REQUIRED ACTION ▸ Please write out all of the data below exactly, without including the pictures.

* * * * * * *

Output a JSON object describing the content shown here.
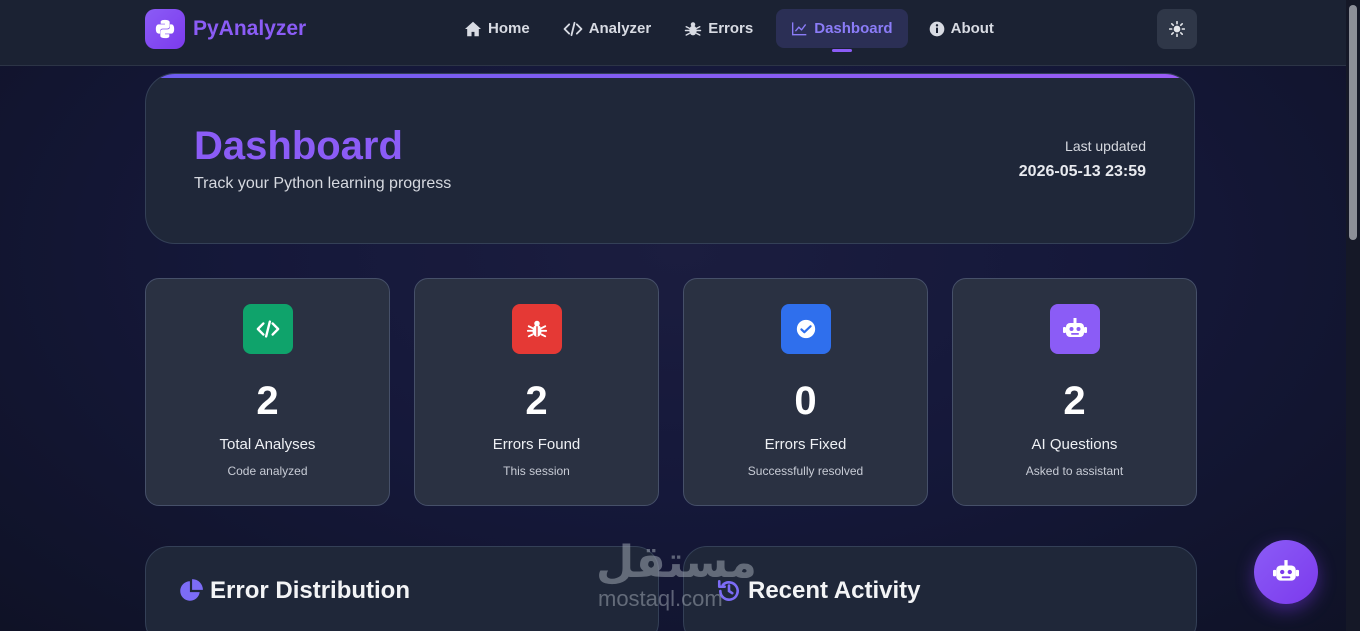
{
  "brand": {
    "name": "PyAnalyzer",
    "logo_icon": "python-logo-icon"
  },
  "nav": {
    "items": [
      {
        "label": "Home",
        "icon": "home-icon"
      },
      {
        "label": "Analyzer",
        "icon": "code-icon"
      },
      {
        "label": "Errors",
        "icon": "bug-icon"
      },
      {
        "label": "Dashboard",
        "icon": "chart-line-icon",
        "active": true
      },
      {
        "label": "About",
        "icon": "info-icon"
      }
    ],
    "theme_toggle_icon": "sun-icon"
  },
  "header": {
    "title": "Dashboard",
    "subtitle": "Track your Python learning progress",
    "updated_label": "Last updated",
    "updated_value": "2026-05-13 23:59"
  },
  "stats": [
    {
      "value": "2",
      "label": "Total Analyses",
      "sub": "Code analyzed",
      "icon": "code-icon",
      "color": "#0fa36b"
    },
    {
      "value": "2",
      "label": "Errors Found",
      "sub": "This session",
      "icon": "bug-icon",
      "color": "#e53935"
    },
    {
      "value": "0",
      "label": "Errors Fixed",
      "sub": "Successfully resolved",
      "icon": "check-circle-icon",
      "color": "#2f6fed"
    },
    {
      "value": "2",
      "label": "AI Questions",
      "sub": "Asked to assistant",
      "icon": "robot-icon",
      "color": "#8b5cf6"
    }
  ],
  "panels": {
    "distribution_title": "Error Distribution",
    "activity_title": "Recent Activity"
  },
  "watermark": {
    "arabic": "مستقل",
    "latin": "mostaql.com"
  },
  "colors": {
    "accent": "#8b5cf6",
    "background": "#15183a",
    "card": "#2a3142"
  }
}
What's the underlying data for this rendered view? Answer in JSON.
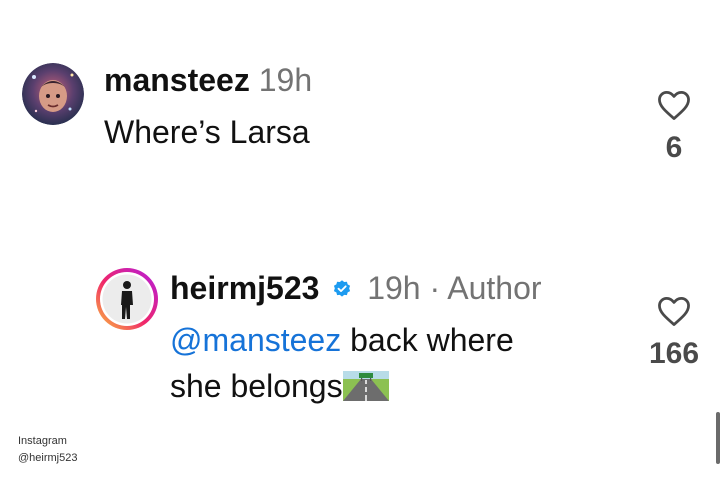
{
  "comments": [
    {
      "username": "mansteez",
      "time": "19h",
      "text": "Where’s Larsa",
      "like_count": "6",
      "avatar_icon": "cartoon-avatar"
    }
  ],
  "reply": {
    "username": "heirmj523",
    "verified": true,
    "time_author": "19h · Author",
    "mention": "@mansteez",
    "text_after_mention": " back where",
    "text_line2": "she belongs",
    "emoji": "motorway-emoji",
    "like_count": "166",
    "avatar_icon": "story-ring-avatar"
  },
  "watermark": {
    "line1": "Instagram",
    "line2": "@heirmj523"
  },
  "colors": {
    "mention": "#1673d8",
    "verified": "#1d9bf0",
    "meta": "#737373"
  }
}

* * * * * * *

EXERCISE ANSWER ▸
Output a JSON object describing the content shown here.
{
  "brand": {
    "name": "PyAnalyzer",
    "logo_icon": "python-logo-icon"
  },
  "nav": {
    "items": [
      {
        "label": "Home",
        "icon": "home-icon"
      },
      {
        "label": "Analyzer",
        "icon": "code-icon"
      },
      {
        "label": "Errors",
        "icon": "bug-icon"
      },
      {
        "label": "Dashboard",
        "icon": "chart-line-icon",
        "active": true
      },
      {
        "label": "About",
        "icon": "info-icon"
      }
    ],
    "theme_toggle_icon": "sun-icon"
  },
  "header": {
    "title": "Dashboard",
    "subtitle": "Track your Python learning progress",
    "updated_label": "Last updated",
    "updated_value": "2026-05-13 23:59"
  },
  "stats": [
    {
      "value": "2",
      "label": "Total Analyses",
      "sub": "Code analyzed",
      "icon": "code-icon",
      "color": "#0fa36b"
    },
    {
      "value": "2",
      "label": "Errors Found",
      "sub": "This session",
      "icon": "bug-icon",
      "color": "#e53935"
    },
    {
      "value": "0",
      "label": "Errors Fixed",
      "sub": "Successfully resolved",
      "icon": "check-circle-icon",
      "color": "#2f6fed"
    },
    {
      "value": "2",
      "label": "AI Questions",
      "sub": "Asked to assistant",
      "icon": "robot-icon",
      "color": "#8b5cf6"
    }
  ],
  "panels": {
    "distribution_title": "Error Distribution",
    "activity_title": "Recent Activity"
  },
  "watermark": {
    "arabic": "مستقل",
    "latin": "mostaql.com"
  },
  "colors": {
    "accent": "#8b5cf6",
    "background": "#15183a",
    "card": "#2a3142"
  }
}
What's the underlying data for this rendered view? Answer in JSON.
{
  "comments": [
    {
      "username": "mansteez",
      "time": "19h",
      "text": "Where’s Larsa",
      "like_count": "6",
      "avatar_icon": "cartoon-avatar"
    }
  ],
  "reply": {
    "username": "heirmj523",
    "verified": true,
    "time_author": "19h · Author",
    "mention": "@mansteez",
    "text_after_mention": " back where",
    "text_line2": "she belongs",
    "emoji": "motorway-emoji",
    "like_count": "166",
    "avatar_icon": "story-ring-avatar"
  },
  "watermark": {
    "line1": "Instagram",
    "line2": "@heirmj523"
  },
  "colors": {
    "mention": "#1673d8",
    "verified": "#1d9bf0",
    "meta": "#737373"
  }
}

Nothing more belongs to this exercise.